Published on 19 February 2021
Vulnerable residents will be able to seek shelter during heatwaves through a network of ‘heat refuges’ in an Australian-first trial in Blacktown City.
Blacktown City Council has approved the trial of ‘heat refuges’ – a network of Council and community-run air-conditioned venues where residents can go and be provided for during a significant heatwave event.
Residents vulnerable to extreme heat include the elderly, people living with disability or chronic illnesses, and young children who do not have access to air conditioning.
The network will initially include Council-owned venues (Lethbridge Park Community Centre, Tregear Community Centre, Whalan Community Centre, and Oakhurst Neighbourhood Centre) and community resources such as Blacktown Workers Club and Bidwill Uniting Church.
The network will only be activated when the Bureau of Meteorology issues a ‘severe’ or ‘extreme’ heatwave warning.
Blacktown City Mayor, Tony Bleasdale OAM, said the heat refuge trial was part of Council’s ongoing strategy to counter the effects of climate change.
“Sydney overall averages 10 days a year where temperatures are above 35 degrees whereas Western Sydney averages 10 to 20 days a year of temperatures above 35 degrees,” Mayor Bleasdale said.
“That figure is predicted to rise to between 15 to 30 extremely hot days by 2039 – this is a very concerning figure.
“The goal of our heat refuge strategy is to make sure the most vulnerable members of our community have a safe, local place they can go to on days of extreme heat.”
Council plans to trial the heat refuge strategy on a small scale during the next heatwave and then add more venues of there is a demand within our community.
Council was given grant funding of $54,500 by Resilience NSW through the Community Resilience Innovation Program to develop its heat refuge strategy.
During a heatwave, the not-for-profit organisation Active Care Network will transport clients to the venues, while the trial also involves organisations including Red Cross, Meals on Wheels, and Settlement Services International.
“We are so fortunate to have a network of community stakeholders and venues joining Council in this important trial, and we thank them for their generosity and vision,” Mayor Bleasdale said.
“Blacktown City Council has been a leader in urban environmental planning for decades and this trial is just one aspect of our ongoing commitment to addressing the many impacts of climate change on our community.”
In February 2020, Council acknowledged a climate emergency requiring immediate action by all levels of government, and committed to a target of 100% renewable electricity for Council operations by 2025.
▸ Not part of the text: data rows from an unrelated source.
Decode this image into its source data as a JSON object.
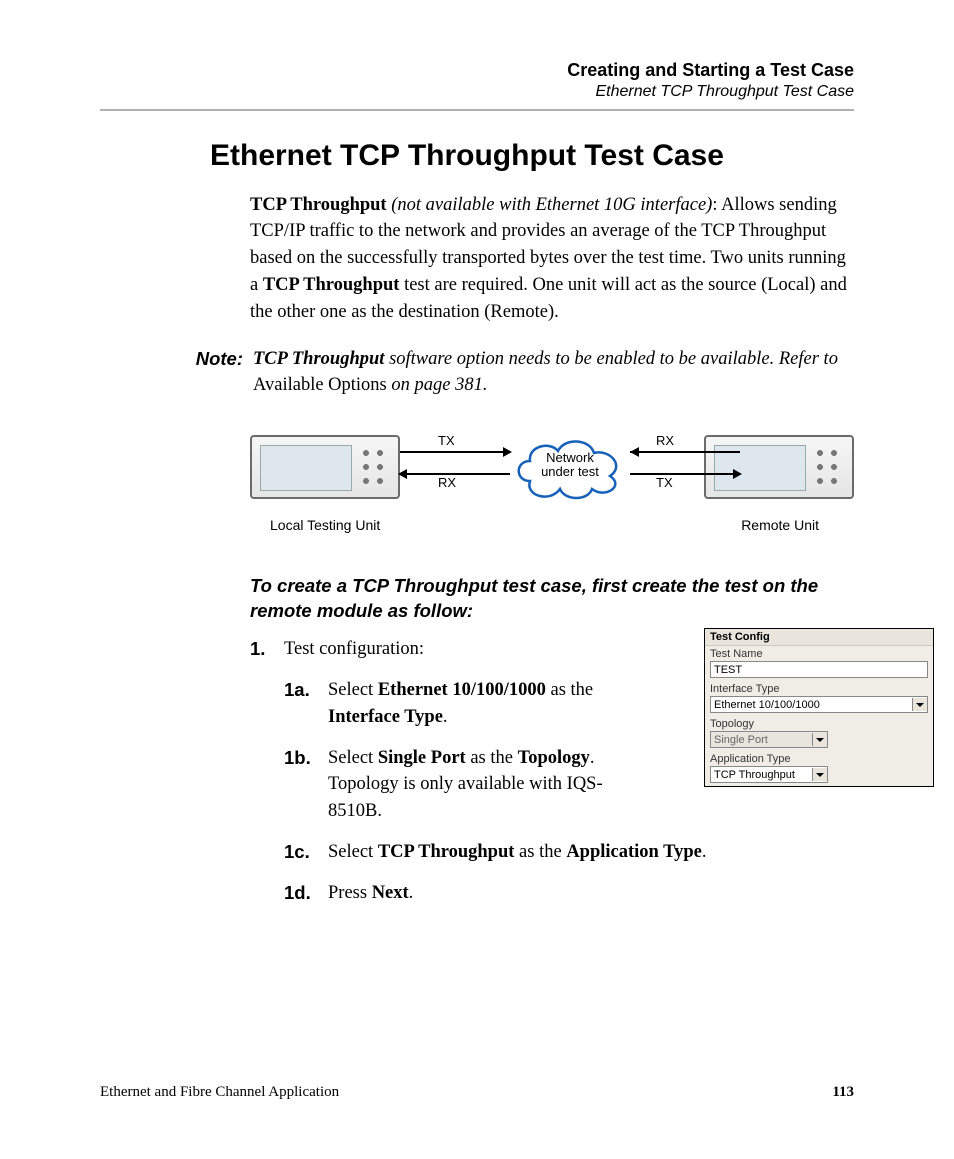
{
  "header": {
    "chapter": "Creating and Starting a Test Case",
    "section": "Ethernet TCP Throughput Test Case"
  },
  "h1": "Ethernet TCP Throughput Test Case",
  "intro": {
    "lead_bold": "TCP Throughput",
    "lead_italic": " (not available with Ethernet 10G interface)",
    "lead_tail": ": Allows sending TCP/IP traffic to the network and provides an average of the TCP Throughput based on the successfully transported bytes over the test time. Two units running a ",
    "mid_bold": "TCP Throughput",
    "tail": " test are required. One unit will act as the source (Local) and the other one as the destination (Remote)."
  },
  "note": {
    "label": "Note:",
    "bold": "TCP Throughput",
    "italic1": " software option needs to be enabled to be available. Refer to ",
    "plain": "Available Options",
    "italic2": " on page 381."
  },
  "diagram": {
    "tx": "TX",
    "rx": "RX",
    "cloud_l1": "Network",
    "cloud_l2": "under test",
    "local": "Local Testing Unit",
    "remote": "Remote Unit"
  },
  "instr_h": "To create a TCP Throughput test case, first create the test on the remote module as follow:",
  "step1": {
    "num": "1.",
    "text": "Test configuration:"
  },
  "sub": {
    "a": {
      "num": "1a.",
      "pre": "Select ",
      "b1": "Ethernet 10/100/1000",
      "mid": " as the ",
      "b2": "Interface Type",
      "post": "."
    },
    "b": {
      "num": "1b.",
      "pre": "Select ",
      "b1": "Single Port",
      "mid": " as the ",
      "b2": "Topology",
      "post": ". Topology is only available with IQS-8510B."
    },
    "c": {
      "num": "1c.",
      "pre": "Select ",
      "b1": "TCP Throughput",
      "mid": " as the ",
      "b2": "Application Type",
      "post": "."
    },
    "d": {
      "num": "1d.",
      "pre": "Press ",
      "b1": "Next",
      "post": "."
    }
  },
  "panel": {
    "title": "Test Config",
    "name_label": "Test Name",
    "name_value": "TEST",
    "iface_label": "Interface Type",
    "iface_value": "Ethernet 10/100/1000",
    "topo_label": "Topology",
    "topo_value": "Single Port",
    "app_label": "Application Type",
    "app_value": "TCP Throughput"
  },
  "footer": {
    "left": "Ethernet and Fibre Channel Application",
    "page": "113"
  }
}
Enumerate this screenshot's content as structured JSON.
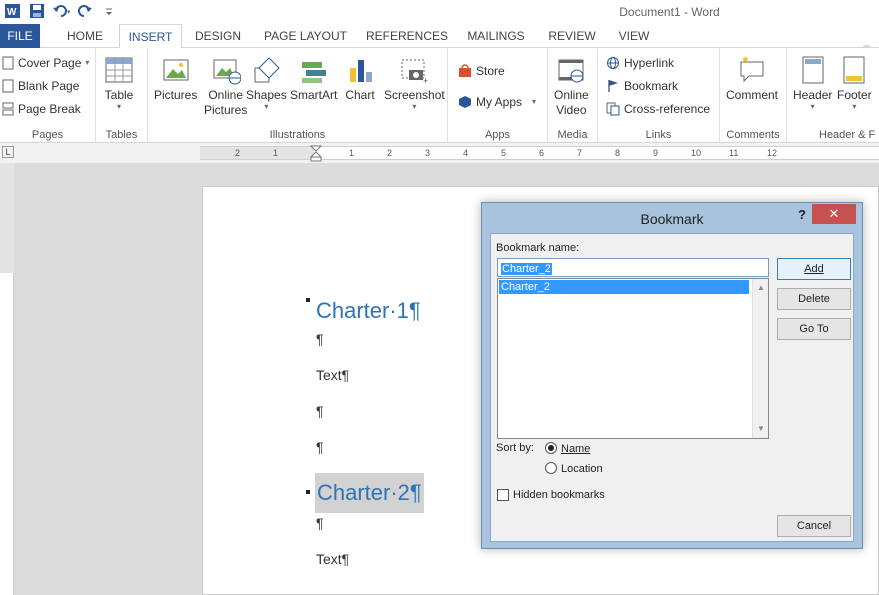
{
  "window": {
    "title": "Document1 - Word"
  },
  "quick_access": [
    "word-app-icon",
    "save-icon",
    "undo-icon",
    "redo-icon",
    "customize-icon"
  ],
  "tabs": [
    {
      "label": "FILE"
    },
    {
      "label": "HOME"
    },
    {
      "label": "INSERT"
    },
    {
      "label": "DESIGN"
    },
    {
      "label": "PAGE LAYOUT"
    },
    {
      "label": "REFERENCES"
    },
    {
      "label": "MAILINGS"
    },
    {
      "label": "REVIEW"
    },
    {
      "label": "VIEW"
    }
  ],
  "ribbon": {
    "pages": {
      "label": "Pages",
      "cover_page": "Cover Page",
      "blank_page": "Blank Page",
      "page_break": "Page Break"
    },
    "tables": {
      "label": "Tables",
      "table": "Table"
    },
    "illustrations": {
      "label": "Illustrations",
      "pictures": "Pictures",
      "online": "Online",
      "pictures2": "Pictures",
      "shapes": "Shapes",
      "smartart": "SmartArt",
      "chart": "Chart",
      "screenshot": "Screenshot"
    },
    "apps": {
      "label": "Apps",
      "store": "Store",
      "my_apps": "My Apps"
    },
    "media": {
      "label": "Media",
      "online": "Online",
      "video": "Video"
    },
    "links": {
      "label": "Links",
      "hyperlink": "Hyperlink",
      "bookmark": "Bookmark",
      "cross_reference": "Cross-reference"
    },
    "comments": {
      "label": "Comments",
      "comment": "Comment"
    },
    "header_footer": {
      "label": "Header & F",
      "header": "Header",
      "footer": "Footer"
    }
  },
  "ruler": {
    "left_numbers": [
      "2",
      "1"
    ],
    "right_numbers": [
      "1",
      "2",
      "3",
      "4",
      "5",
      "6",
      "7",
      "8",
      "9",
      "10",
      "11",
      "12"
    ]
  },
  "document": {
    "paragraphs": [
      {
        "text": "Charter·1¶",
        "style": "heading"
      },
      {
        "text": "¶"
      },
      {
        "text": "Text¶"
      },
      {
        "text": "¶"
      },
      {
        "text": "¶"
      },
      {
        "text": "Charter·2¶",
        "style": "heading-highlighted"
      },
      {
        "text": "¶"
      },
      {
        "text": "Text¶"
      }
    ]
  },
  "dialog": {
    "title": "Bookmark",
    "help": "?",
    "close": "✕",
    "name_label": "Bookmark name:",
    "name_value": "Charter_2",
    "list_items": [
      "Charter_2"
    ],
    "add": "Add",
    "delete": "Delete",
    "goto": "Go To",
    "sort_by": "Sort by:",
    "sort_name": "Name",
    "sort_location": "Location",
    "hidden": "Hidden bookmarks",
    "cancel": "Cancel"
  },
  "colors": {
    "accent": "#2b579a",
    "heading": "#2e74b5",
    "selection": "#3399ff",
    "close": "#c75050"
  }
}
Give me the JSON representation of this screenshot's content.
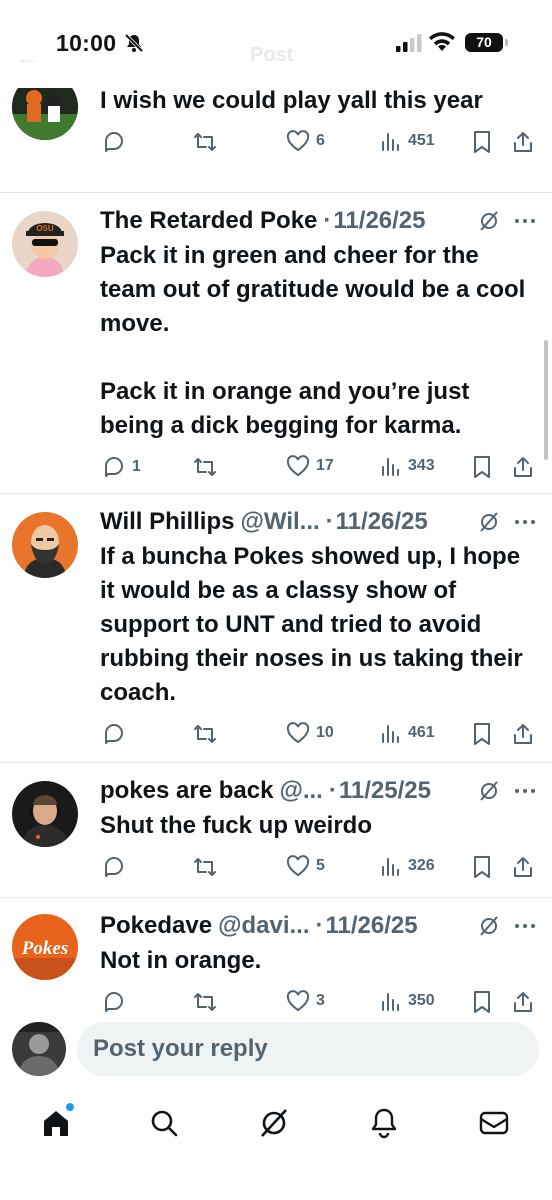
{
  "status_bar": {
    "time": "10:00",
    "battery": "70",
    "ghost_back": "←",
    "ghost_title": "Post"
  },
  "colors": {
    "accent": "#1d9bf0",
    "text": "#0f1419",
    "muted": "#536471",
    "divider": "#e6e9ec"
  },
  "top_tweet": {
    "text": "I wish we could play yall this year",
    "likes": "6",
    "views": "451"
  },
  "tweets": [
    {
      "name": "The Retarded Poke",
      "handle": "",
      "date": "11/26/25",
      "text": "Pack it in green and cheer for the team out of gratitude would be a cool move.\n\nPack it in orange and you’re just being a dick begging for karma.",
      "replies": "1",
      "reposts": "",
      "likes": "17",
      "views": "343"
    },
    {
      "name": "Will Phillips",
      "handle": "@Wil...",
      "date": "11/26/25",
      "text": "If a buncha Pokes showed up, I hope it would be as a classy show of support to UNT and tried to avoid rubbing their noses in us taking their coach.",
      "replies": "",
      "reposts": "",
      "likes": "10",
      "views": "461"
    },
    {
      "name": "pokes are back",
      "handle": "@...",
      "date": "11/25/25",
      "text": "Shut the fuck up weirdo",
      "replies": "",
      "reposts": "",
      "likes": "5",
      "views": "326"
    },
    {
      "name": "Pokedave",
      "handle": "@davi...",
      "date": "11/26/25",
      "text": "Not in orange.",
      "replies": "",
      "reposts": "",
      "likes": "3",
      "views": "350"
    }
  ],
  "avatar_text": {
    "pokes": "Pokes",
    "cap": "OSU"
  },
  "reply": {
    "placeholder": "Post your reply"
  },
  "nav": {
    "items": [
      "home-icon",
      "search-icon",
      "grok-icon",
      "notifications-icon",
      "messages-icon"
    ]
  }
}
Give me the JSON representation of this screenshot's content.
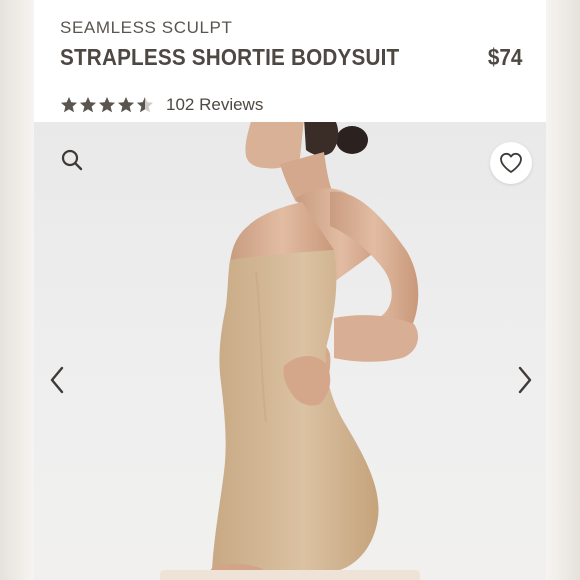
{
  "product": {
    "collection": "SEAMLESS SCULPT",
    "title": "STRAPLESS SHORTIE BODYSUIT",
    "price": "$74"
  },
  "rating": {
    "value": 4.5,
    "max": 5,
    "reviews_label": "102 Reviews"
  },
  "icons": {
    "search": "search-icon",
    "favorite": "heart-icon",
    "previous": "chevron-left-icon",
    "next": "chevron-right-icon"
  },
  "colors": {
    "text": "#4e4843",
    "star_filled": "#5b5550",
    "star_empty": "#cfcbc6",
    "garment": "#d6bb9a",
    "photo_bg": "#ececec"
  }
}
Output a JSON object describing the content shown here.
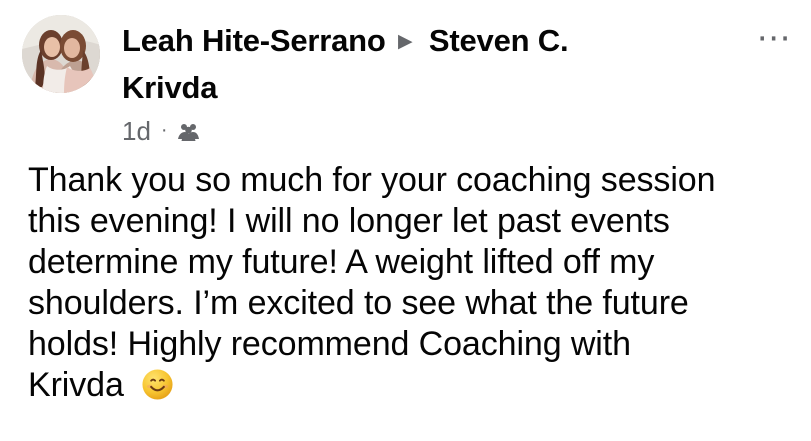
{
  "post": {
    "author": "Leah Hite-Serrano",
    "arrow": "▶",
    "recipient_first_line": "Steven C.",
    "recipient_second_line": "Krivda",
    "timestamp": "1d",
    "meta_separator": "·",
    "audience_icon": "friends-icon",
    "more_icon": "more-options-icon",
    "body_lines": [
      "Thank you so much for your coaching session",
      "this evening! I will no longer let past events",
      "determine my future! A weight lifted off my",
      "shoulders. I’m excited to see what the future",
      "holds! Highly recommend Coaching with",
      "Krivda"
    ],
    "emoji": "smiling-face-icon"
  },
  "colors": {
    "text": "#050505",
    "secondary_text": "#65676b",
    "background": "#ffffff",
    "emoji_yellow": "#f7c531"
  }
}
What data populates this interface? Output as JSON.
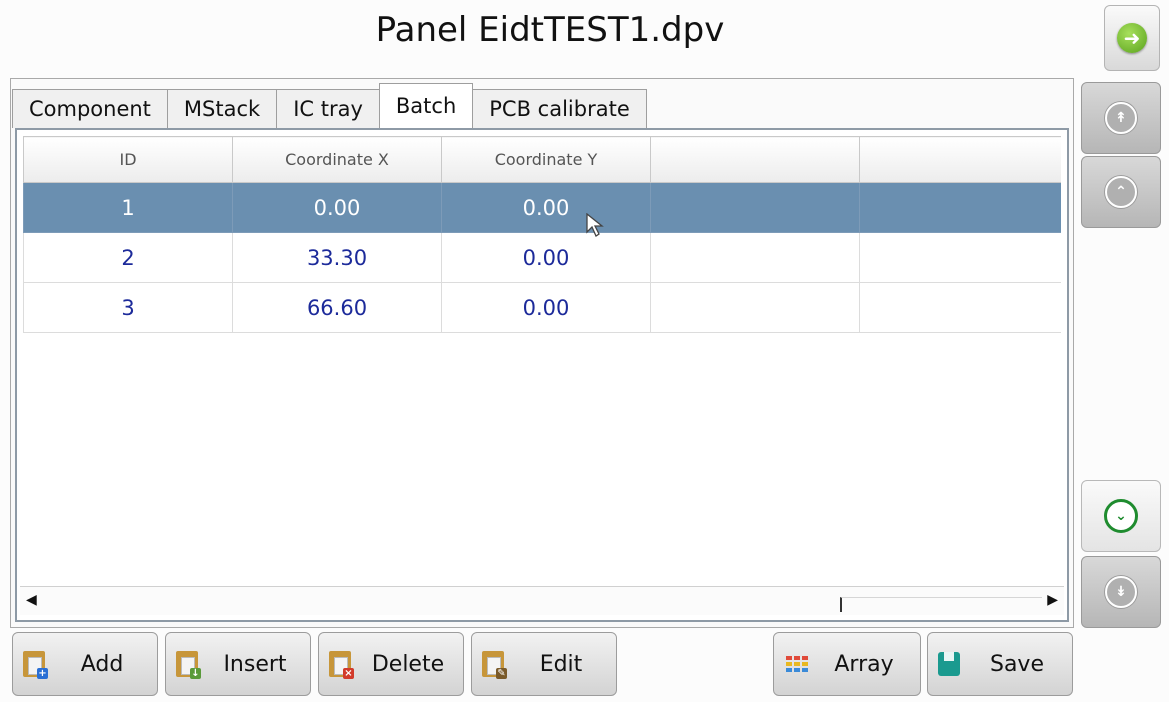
{
  "header": {
    "title": "Panel EidtTEST1.dpv",
    "back_icon": "back-arrow-icon"
  },
  "tabs": [
    {
      "label": "Component",
      "active": false
    },
    {
      "label": "MStack",
      "active": false
    },
    {
      "label": "IC tray",
      "active": false
    },
    {
      "label": "Batch",
      "active": true
    },
    {
      "label": "PCB calibrate",
      "active": false
    }
  ],
  "table": {
    "columns": [
      "ID",
      "Coordinate X",
      "Coordinate Y",
      "",
      ""
    ],
    "rows": [
      {
        "id": "1",
        "x": "0.00",
        "y": "0.00",
        "selected": true
      },
      {
        "id": "2",
        "x": "33.30",
        "y": "0.00",
        "selected": false
      },
      {
        "id": "3",
        "x": "66.60",
        "y": "0.00",
        "selected": false
      }
    ]
  },
  "side_nav": {
    "first_icon": "double-chevron-up-icon",
    "prev_icon": "chevron-up-icon",
    "next_icon": "chevron-down-icon",
    "last_icon": "double-chevron-down-icon"
  },
  "toolbar": {
    "add": "Add",
    "insert": "Insert",
    "delete": "Delete",
    "edit": "Edit",
    "array": "Array",
    "save": "Save"
  },
  "colors": {
    "selected_row": "#6a8fb0",
    "cell_text": "#1c2a9a",
    "accent_green": "#1f8c2f"
  }
}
Council also has a number of large-scale community tree planting programs aimed at reducing urban heat and is currently trialling heat reduced pavement reconstruction.
Picture: Blacktown City Council Environment Manager, Donna Wallace, Mayor Tony Bleasdale OAM, and Environment Project Officer, Justine Teo outside Oakhurst Community Centre.